***This recipe was originally posted on the old Moira Sanders blog in October, 2011.
I think of church suppers as fertile testing grounds for recipes. I love the sign up sheets that go up on the kitchen bulletin board before big events. What will I make this time? For the roast beef dinner this past weekend, there was a sign up list to make jello salads, and I happened to have a couple of recipes that I wanted to try. This recipe is from More Home Cooking: A Writer Returns to the Kitchen by Laurie Colwin. I highly recommend both this book and her preceding book, Home Cooking.
The amazing thing about this recipe is the fact that you mix all of the ingredients together in one bowl and miraculously it separates into three layers. The bottom layer (which ends up on the top if you turn the jelly out onto a serving plate) is a yellow, clear jelly. The top layer is the “honeycomb” – a pale yellow, airy yet creamy layer that is very delicious. The middle layer is sort of a custard-y combination of the top and bottom.
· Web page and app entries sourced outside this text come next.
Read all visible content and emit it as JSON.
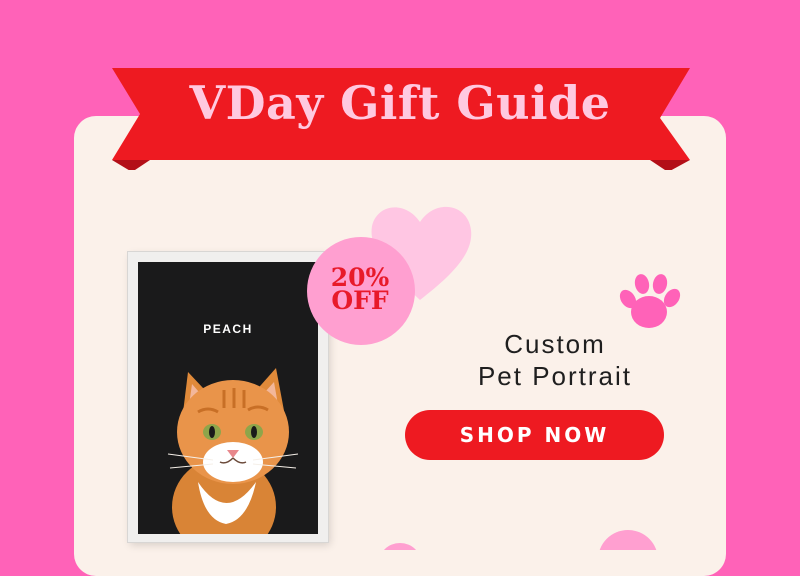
{
  "banner": {
    "title": "VDay Gift Guide"
  },
  "product": {
    "pet_name": "PEACH",
    "discount_line1": "20%",
    "discount_line2": "OFF",
    "name_line1": "Custom",
    "name_line2": "Pet Portrait"
  },
  "cta": {
    "label": "SHOP NOW"
  },
  "icons": [
    "heart-icon",
    "paw-print-icon",
    "cat-illustration"
  ],
  "colors": {
    "background": "#ff62b8",
    "card": "#fbf1ea",
    "ribbon": "#ee1a21",
    "title_text": "#ffc9e0",
    "badge": "#ff9fd0",
    "button": "#ee1a21",
    "paw": "#ff62b8"
  }
}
Not only is this delicious, it’s a great way for kids to enjoy “jello” without having the boxed stuff. It’s been my experience that Jello makes my kids CRAZY. But this is purely anecdotal.
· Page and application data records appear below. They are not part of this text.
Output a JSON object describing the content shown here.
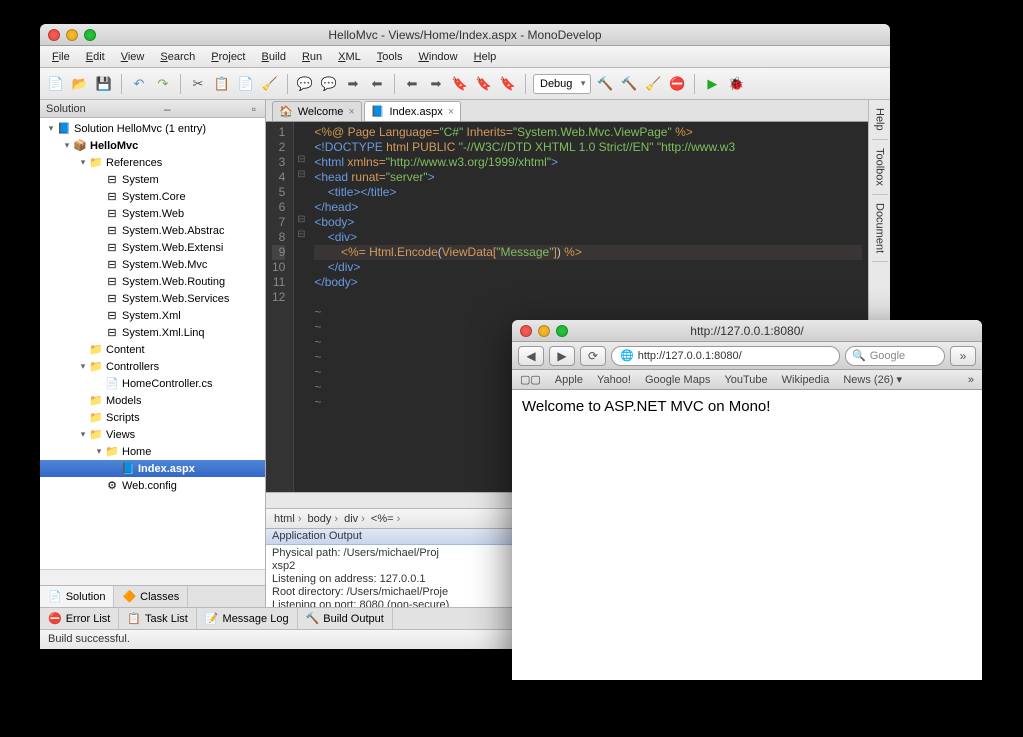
{
  "ide": {
    "title": "HelloMvc - Views/Home/Index.aspx - MonoDevelop",
    "menus": [
      "File",
      "Edit",
      "View",
      "Search",
      "Project",
      "Build",
      "Run",
      "XML",
      "Tools",
      "Window",
      "Help"
    ],
    "config": "Debug",
    "solution_panel": {
      "title": "Solution",
      "tabs": [
        {
          "icon": "📄",
          "label": "Solution"
        },
        {
          "icon": "🔶",
          "label": "Classes"
        }
      ],
      "tree": [
        {
          "depth": 0,
          "tw": "▾",
          "icon": "📘",
          "label": "Solution HelloMvc (1 entry)"
        },
        {
          "depth": 1,
          "tw": "▾",
          "icon": "📦",
          "label": "HelloMvc",
          "bold": true
        },
        {
          "depth": 2,
          "tw": "▾",
          "icon": "📁",
          "label": "References"
        },
        {
          "depth": 3,
          "tw": "",
          "icon": "⊟",
          "label": "System"
        },
        {
          "depth": 3,
          "tw": "",
          "icon": "⊟",
          "label": "System.Core"
        },
        {
          "depth": 3,
          "tw": "",
          "icon": "⊟",
          "label": "System.Web"
        },
        {
          "depth": 3,
          "tw": "",
          "icon": "⊟",
          "label": "System.Web.Abstrac"
        },
        {
          "depth": 3,
          "tw": "",
          "icon": "⊟",
          "label": "System.Web.Extensi"
        },
        {
          "depth": 3,
          "tw": "",
          "icon": "⊟",
          "label": "System.Web.Mvc"
        },
        {
          "depth": 3,
          "tw": "",
          "icon": "⊟",
          "label": "System.Web.Routing"
        },
        {
          "depth": 3,
          "tw": "",
          "icon": "⊟",
          "label": "System.Web.Services"
        },
        {
          "depth": 3,
          "tw": "",
          "icon": "⊟",
          "label": "System.Xml"
        },
        {
          "depth": 3,
          "tw": "",
          "icon": "⊟",
          "label": "System.Xml.Linq"
        },
        {
          "depth": 2,
          "tw": "",
          "icon": "📁",
          "label": "Content"
        },
        {
          "depth": 2,
          "tw": "▾",
          "icon": "📁",
          "label": "Controllers"
        },
        {
          "depth": 3,
          "tw": "",
          "icon": "📄",
          "label": "HomeController.cs"
        },
        {
          "depth": 2,
          "tw": "",
          "icon": "📁",
          "label": "Models"
        },
        {
          "depth": 2,
          "tw": "",
          "icon": "📁",
          "label": "Scripts"
        },
        {
          "depth": 2,
          "tw": "▾",
          "icon": "📁",
          "label": "Views"
        },
        {
          "depth": 3,
          "tw": "▾",
          "icon": "📁",
          "label": "Home"
        },
        {
          "depth": 4,
          "tw": "",
          "icon": "📘",
          "label": "Index.aspx",
          "bold": true,
          "sel": true
        },
        {
          "depth": 3,
          "tw": "",
          "icon": "⚙",
          "label": "Web.config"
        }
      ]
    },
    "doctabs": [
      {
        "icon": "🏠",
        "label": "Welcome"
      },
      {
        "icon": "📘",
        "label": "Index.aspx",
        "active": true
      }
    ],
    "code_lines": [
      {
        "n": 1,
        "fold": "",
        "html": "<span class='c-dir'>&lt;%@</span> <span class='c-attr'>Page</span> <span class='c-attr'>Language=</span><span class='c-str'>\"C#\"</span> <span class='c-attr'>Inherits=</span><span class='c-str'>\"System.Web.Mvc.ViewPage\"</span> <span class='c-dir'>%&gt;</span>"
      },
      {
        "n": 2,
        "fold": "",
        "html": "<span class='c-tag'>&lt;!DOCTYPE</span> <span class='c-attr'>html PUBLIC</span> <span class='c-str'>\"-//W3C//DTD XHTML 1.0 Strict//EN\" \"http://www.w3</span>"
      },
      {
        "n": 3,
        "fold": "⊟",
        "html": "<span class='c-tag'>&lt;html</span> <span class='c-attr'>xmlns=</span><span class='c-str'>\"http://www.w3.org/1999/xhtml\"</span><span class='c-tag'>&gt;</span>"
      },
      {
        "n": 4,
        "fold": "⊟",
        "html": "<span class='c-tag'>&lt;head</span> <span class='c-attr'>runat=</span><span class='c-str'>\"server\"</span><span class='c-tag'>&gt;</span>"
      },
      {
        "n": 5,
        "fold": "",
        "html": "    <span class='c-tag'>&lt;title&gt;&lt;/title&gt;</span>"
      },
      {
        "n": 6,
        "fold": "",
        "html": "<span class='c-tag'>&lt;/head&gt;</span>"
      },
      {
        "n": 7,
        "fold": "⊟",
        "html": "<span class='c-tag'>&lt;body&gt;</span>"
      },
      {
        "n": 8,
        "fold": "⊟",
        "html": "    <span class='c-tag'>&lt;div&gt;</span>"
      },
      {
        "n": 9,
        "fold": "",
        "cur": true,
        "html": "        <span class='c-dir'>&lt;%=</span> <span class='c-attr'>Html.Encode</span><span class='c-text'>(</span><span class='c-attr'>ViewData[</span><span class='c-str'>\"Message\"</span><span class='c-attr'>]</span><span class='c-text'>)</span> <span class='c-dir'>%&gt;</span>"
      },
      {
        "n": 10,
        "fold": "",
        "html": "    <span class='c-tag'>&lt;/div&gt;</span>"
      },
      {
        "n": 11,
        "fold": "",
        "html": "<span class='c-tag'>&lt;/body&gt;</span>"
      },
      {
        "n": 12,
        "fold": "",
        "html": ""
      },
      {
        "n": "",
        "fold": "",
        "html": "<span class='c-comment'>~</span>"
      },
      {
        "n": "",
        "fold": "",
        "html": "<span class='c-comment'>~</span>"
      },
      {
        "n": "",
        "fold": "",
        "html": "<span class='c-comment'>~</span>"
      },
      {
        "n": "",
        "fold": "",
        "html": "<span class='c-comment'>~</span>"
      },
      {
        "n": "",
        "fold": "",
        "html": "<span class='c-comment'>~</span>"
      },
      {
        "n": "",
        "fold": "",
        "html": "<span class='c-comment'>~</span>"
      },
      {
        "n": "",
        "fold": "",
        "html": "<span class='c-comment'>~</span>"
      }
    ],
    "breadcrumb": [
      "html",
      "body",
      "div",
      "<%="
    ],
    "output": {
      "title": "Application Output",
      "lines": [
        "Physical path: /Users/michael/Proj",
        "xsp2",
        "Listening on address: 127.0.0.1",
        "Root directory: /Users/michael/Proje",
        "Listening on port: 8080 (non-secure)"
      ]
    },
    "bottom_tabs": [
      {
        "icon": "⛔",
        "label": "Error List"
      },
      {
        "icon": "📋",
        "label": "Task List"
      },
      {
        "icon": "📝",
        "label": "Message Log"
      },
      {
        "icon": "🔨",
        "label": "Build Output"
      }
    ],
    "status": "Build successful.",
    "right_tabs": [
      "Help",
      "Toolbox",
      "Document"
    ]
  },
  "browser": {
    "title": "http://127.0.0.1:8080/",
    "url": "http://127.0.0.1:8080/",
    "search_placeholder": "Google",
    "bookmarks": [
      "Apple",
      "Yahoo!",
      "Google Maps",
      "YouTube",
      "Wikipedia",
      "News (26) ▾"
    ],
    "page_text": "Welcome to ASP.NET MVC on Mono!"
  }
}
Lemon Honeycomb Jelly
Freshly grated zest of 1 lemon
1 envelope unflavoured gelatin
1/2 cup granulated sugar
1/3 cup whipping cream
1 1/2 cups milk (or half & half)
5 Tbsp fresh lemon juice
Separate the egg yolks and whites. Whisk together the egg yolks, lemon zest, gelatin, sugar, and whipping cream. Heat the 1 1/2 cups of milk (or cream) to just under boiling and whisk it gradually into the egg yolks. Set the bowl over a pan of simmering water and stir the mixture until you have a thin custard. The custard will thinly coat a spoon when it is ready.
Mix in the strained lemon juice. Working quickly, beat the egg whites until they are stiff and fold them into the hot custard. Let the mixture stand for 4 minutes. Pour the mixture into a 1-quart mold or bowl and chill it, covered, overnight. Run a knife around the edge of the pudding, dip the mold in warm water for 10 seconds, and turn the pudding out onto a plate.